If you go
What: Free Community Matinee Concert
Where: Strings Music Pavilion, Pine Grove and Mount Werner Roads
When: 4:30 p.m. Sunday
Cost: The event is free and open to the public
Steamboat Springs Strings Music Festival music director Monique Mead was surprised about how many locals didn’t know where the Strings Music Pavilion was.
It was then that she decided to fashion a new concert to give back to the community that long has supported the annual music festival.
“We love Steamboat,” Mead said. “We want to share our music with everyone. We want one concert to be there for everyone. We already do Music on the Green, but this brings them to our space, to our pavilion.”
The first Free Community Matinee Concert is at 4:30 p.m. Sunday at Strings Music Pavilion. There will be open seating inside the venue for attendees of all ages. Speakers also will be set up in nearby Strings Park so guests can enjoy an outdoor music experience.
Steamboat Meat & Seafood Co. will grill food to sell.
“We really wanted to present this concert as a gift to the community,” Mead said. “We chose music that everyone knows and loves, paired that with the highest caliber of musicians.”
Sunday’s program includes classical favorites and the sound that is uniquely American jazz, performed by Strings music directors Andrés Cárdenes, Monique Mead and Arturo Delmoni on violin, Wendy Chen and Mike Garson on piano, Catherine Lehr on cello and Mark Nuccio on clarinet.
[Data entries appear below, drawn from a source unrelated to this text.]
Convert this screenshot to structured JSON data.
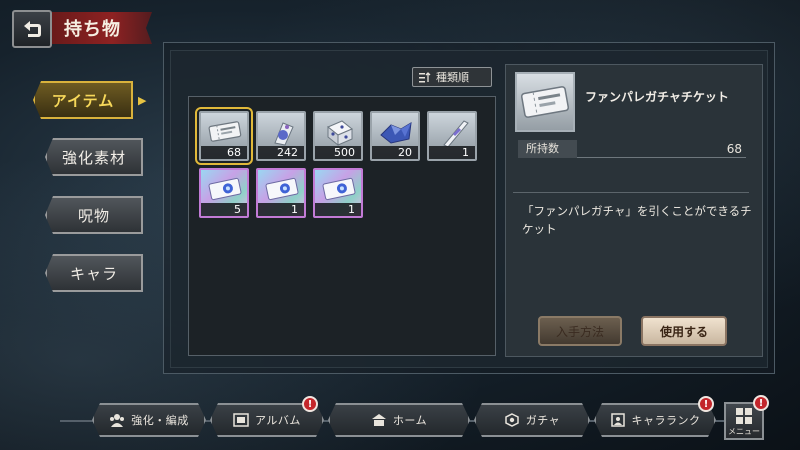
{
  "header": {
    "title": "持ち物",
    "back_icon": "back-arrow-icon"
  },
  "categories": [
    {
      "label": "アイテム",
      "active": true
    },
    {
      "label": "強化素材",
      "active": false
    },
    {
      "label": "呪物",
      "active": false
    },
    {
      "label": "キャラ",
      "active": false
    }
  ],
  "sort": {
    "label": "種類順",
    "icon": "sort-icon"
  },
  "items": [
    {
      "name": "fanpare-gacha-ticket",
      "qty": "68",
      "selected": true,
      "rarity": "normal"
    },
    {
      "name": "blue-potion",
      "qty": "242",
      "selected": false,
      "rarity": "normal"
    },
    {
      "name": "dice-box",
      "qty": "500",
      "selected": false,
      "rarity": "normal"
    },
    {
      "name": "blue-crystal",
      "qty": "20",
      "selected": false,
      "rarity": "normal"
    },
    {
      "name": "blade-item",
      "qty": "1",
      "selected": false,
      "rarity": "normal"
    },
    {
      "name": "rainbow-ticket-a",
      "qty": "5",
      "selected": false,
      "rarity": "rainbow"
    },
    {
      "name": "rainbow-ticket-b",
      "qty": "1",
      "selected": false,
      "rarity": "rainbow"
    },
    {
      "name": "rainbow-ticket-c",
      "qty": "1",
      "selected": false,
      "rarity": "rainbow"
    }
  ],
  "detail": {
    "name": "ファンパレガチャチケット",
    "owned_label": "所持数",
    "owned_value": "68",
    "description": "「ファンパレガチャ」を引くことができるチケット",
    "howto_label": "入手方法",
    "use_label": "使用する"
  },
  "nav": [
    {
      "label": "強化・編成",
      "icon": "party-icon",
      "badge": ""
    },
    {
      "label": "アルバム",
      "icon": "album-icon",
      "badge": "!"
    },
    {
      "label": "ホーム",
      "icon": "home-icon",
      "badge": ""
    },
    {
      "label": "ガチャ",
      "icon": "gacha-icon",
      "badge": ""
    },
    {
      "label": "キャラランク",
      "icon": "rank-icon",
      "badge": "!"
    }
  ],
  "menu": {
    "label": "メニュー",
    "badge": "!",
    "icon": "grid-menu-icon"
  },
  "colors": {
    "accent_gold": "#e1b93a",
    "title_red": "#8e2222",
    "badge_red": "#c3262b"
  }
}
Simon Boyar, who plays marimba, will make an appearance, as well. Boyar was featured in the Strings School Days program in May.
The concert will open with selections from George Gershwin’s “Porgy and Bess.”
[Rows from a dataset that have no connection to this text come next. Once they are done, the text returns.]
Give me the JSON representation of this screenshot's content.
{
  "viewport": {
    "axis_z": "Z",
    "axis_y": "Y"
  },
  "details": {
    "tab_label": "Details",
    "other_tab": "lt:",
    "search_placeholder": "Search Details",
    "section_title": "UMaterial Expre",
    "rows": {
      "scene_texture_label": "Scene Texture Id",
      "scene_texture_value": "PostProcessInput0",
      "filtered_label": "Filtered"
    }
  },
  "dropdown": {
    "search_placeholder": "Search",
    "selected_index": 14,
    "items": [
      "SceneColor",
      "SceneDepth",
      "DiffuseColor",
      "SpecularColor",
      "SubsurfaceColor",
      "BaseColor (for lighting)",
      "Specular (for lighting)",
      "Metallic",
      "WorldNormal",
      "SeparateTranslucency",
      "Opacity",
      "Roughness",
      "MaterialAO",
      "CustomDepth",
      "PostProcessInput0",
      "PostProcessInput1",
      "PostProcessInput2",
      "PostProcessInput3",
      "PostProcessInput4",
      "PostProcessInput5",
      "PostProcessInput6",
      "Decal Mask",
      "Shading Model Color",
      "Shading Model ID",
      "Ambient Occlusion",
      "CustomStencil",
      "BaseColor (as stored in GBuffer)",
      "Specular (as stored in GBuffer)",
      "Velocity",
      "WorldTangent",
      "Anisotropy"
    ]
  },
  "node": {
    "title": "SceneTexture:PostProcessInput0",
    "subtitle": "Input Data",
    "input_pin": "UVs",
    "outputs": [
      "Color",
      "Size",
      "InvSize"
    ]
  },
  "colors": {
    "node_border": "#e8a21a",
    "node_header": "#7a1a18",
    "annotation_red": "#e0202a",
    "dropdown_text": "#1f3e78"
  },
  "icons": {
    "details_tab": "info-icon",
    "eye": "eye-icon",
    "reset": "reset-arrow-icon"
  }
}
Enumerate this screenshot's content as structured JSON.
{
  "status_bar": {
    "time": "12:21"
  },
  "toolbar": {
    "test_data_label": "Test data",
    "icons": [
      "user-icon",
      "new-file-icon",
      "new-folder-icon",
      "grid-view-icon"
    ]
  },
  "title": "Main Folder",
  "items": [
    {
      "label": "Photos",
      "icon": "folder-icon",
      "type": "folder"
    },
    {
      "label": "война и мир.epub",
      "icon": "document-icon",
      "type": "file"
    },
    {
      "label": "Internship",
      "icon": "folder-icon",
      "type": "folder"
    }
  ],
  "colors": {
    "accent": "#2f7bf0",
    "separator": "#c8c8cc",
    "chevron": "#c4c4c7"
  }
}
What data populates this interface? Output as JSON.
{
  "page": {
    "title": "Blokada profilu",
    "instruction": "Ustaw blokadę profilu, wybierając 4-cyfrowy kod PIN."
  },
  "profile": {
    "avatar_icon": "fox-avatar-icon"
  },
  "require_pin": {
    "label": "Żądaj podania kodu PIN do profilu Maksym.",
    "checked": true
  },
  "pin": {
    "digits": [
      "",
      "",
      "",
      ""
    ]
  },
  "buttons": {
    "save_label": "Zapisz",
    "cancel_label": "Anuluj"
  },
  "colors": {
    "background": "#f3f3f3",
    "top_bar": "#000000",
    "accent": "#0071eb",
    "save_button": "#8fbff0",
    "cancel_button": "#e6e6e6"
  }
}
Delmoni and Chen will play familiar tunes from 1930s-era musicals such as “Bess, You is My Woman Now” and “Summertime.”
After a short intermission, the second half of the performance will feature arrangements by composer and pianist Garson, including a jazzed-up Pachebel’s Canon in D minor.
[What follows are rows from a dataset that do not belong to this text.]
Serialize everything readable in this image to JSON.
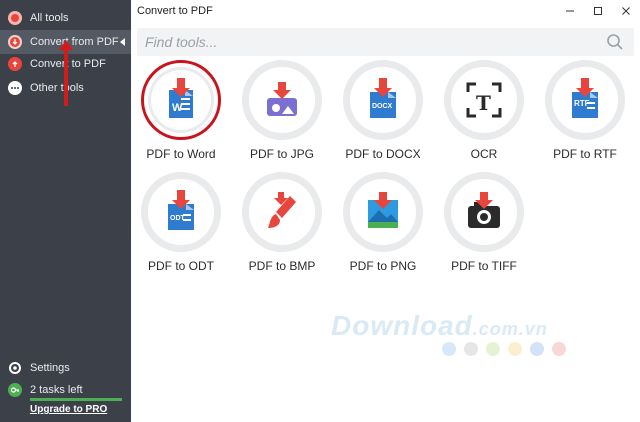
{
  "sidebar": {
    "items": [
      {
        "label": "All tools"
      },
      {
        "label": "Convert from PDF"
      },
      {
        "label": "Convert to PDF"
      },
      {
        "label": "Other tools"
      }
    ],
    "settings": "Settings",
    "tasks_left": "2 tasks left",
    "upgrade": "Upgrade to PRO"
  },
  "window": {
    "title": "Convert to PDF"
  },
  "search": {
    "placeholder": "Find tools..."
  },
  "tools": [
    {
      "label": "PDF to Word",
      "tag": "W"
    },
    {
      "label": "PDF to JPG",
      "tag": ""
    },
    {
      "label": "PDF to DOCX",
      "tag": "DOCX"
    },
    {
      "label": "OCR",
      "tag": "T"
    },
    {
      "label": "PDF to RTF",
      "tag": "RTF"
    },
    {
      "label": "PDF to ODT",
      "tag": "ODT"
    },
    {
      "label": "PDF to BMP",
      "tag": ""
    },
    {
      "label": "PDF to PNG",
      "tag": ""
    },
    {
      "label": "PDF to TIFF",
      "tag": ""
    }
  ],
  "watermark": {
    "main": "Download",
    "suffix": ".com.vn"
  },
  "colors": {
    "accent_red": "#e8453c",
    "doc_blue": "#2e7bcf",
    "highlight": "#c8141c",
    "progress": "#4caf50"
  }
}
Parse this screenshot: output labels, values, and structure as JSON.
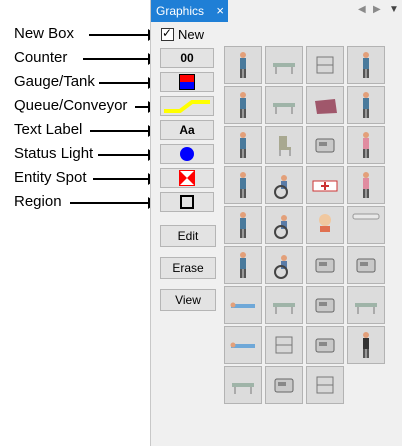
{
  "callouts": [
    {
      "key": "new_box",
      "label": "New Box"
    },
    {
      "key": "counter",
      "label": "Counter"
    },
    {
      "key": "gauge",
      "label": "Gauge/Tank"
    },
    {
      "key": "queue",
      "label": "Queue/Conveyor"
    },
    {
      "key": "text",
      "label": "Text Label"
    },
    {
      "key": "status",
      "label": "Status Light"
    },
    {
      "key": "entity",
      "label": "Entity Spot"
    },
    {
      "key": "region",
      "label": "Region"
    }
  ],
  "tab": {
    "title": "Graphics",
    "close_icon": "×"
  },
  "new_checkbox": {
    "label": "New",
    "checked": true
  },
  "tools": {
    "counter_text": "00",
    "text_label_text": "Aa"
  },
  "buttons": {
    "edit": "Edit",
    "erase": "Erase",
    "view": "View"
  },
  "colors": {
    "tab_active": "#1f7fd6",
    "gauge_red": "#ff0000",
    "gauge_blue": "#0000ff",
    "queue_yellow": "#ffff00",
    "status_blue": "#0000ff",
    "entity_red": "#ff0000"
  },
  "library": [
    [
      "person-seated-icon",
      "gurney-icon",
      "cart-icon",
      "person-icon"
    ],
    [
      "person-standing-icon",
      "stretcher-icon",
      "blanket-icon",
      "person-icon"
    ],
    [
      "person-standing-icon",
      "chair-icon",
      "desk-icon",
      "person-pink-icon"
    ],
    [
      "person-standing-icon",
      "wheelchair-icon",
      "ambulance-icon",
      "person-seated-pink-icon"
    ],
    [
      "person-standing-icon",
      "person-wheelchair-icon",
      "person-bald-icon",
      "blank-bar-icon"
    ],
    [
      "person-standing-icon",
      "person-wheelchair-icon",
      "machine-icon",
      "equipment-icon"
    ],
    [
      "patient-lying-icon",
      "bed-icon",
      "scale-icon",
      "stretcher-icon"
    ],
    [
      "patient-lying-icon",
      "cabinet-icon",
      "microscope-icon",
      "person-dark-icon"
    ],
    [
      "stretcher-green-icon",
      "printer-icon",
      "rack-icon"
    ]
  ]
}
“All of a sudden, he gets into it, and its jazz; its improvising,” Mead said about the unique arrangement. “He’ll get it really grooving and moving.”
She and Strings director Kay Clagett said it was an opportunity not to be missed.
“What could be more fun than a free concert on a Sunday afternoon listening to Gershwin’s ‘Porgy and Bess’ or Artie Shaw’s clarinet concerto,” Clagett said. “It’s a great way to wrap up your weekend with exceptional music.”
Mead added that several of Garson’s arrangements were written specifically for this concert, for Steamboat and for the Strings audience.
“It’s a once-in-a-lifetime chance,” she said. “Who knows if we’ll play them again.”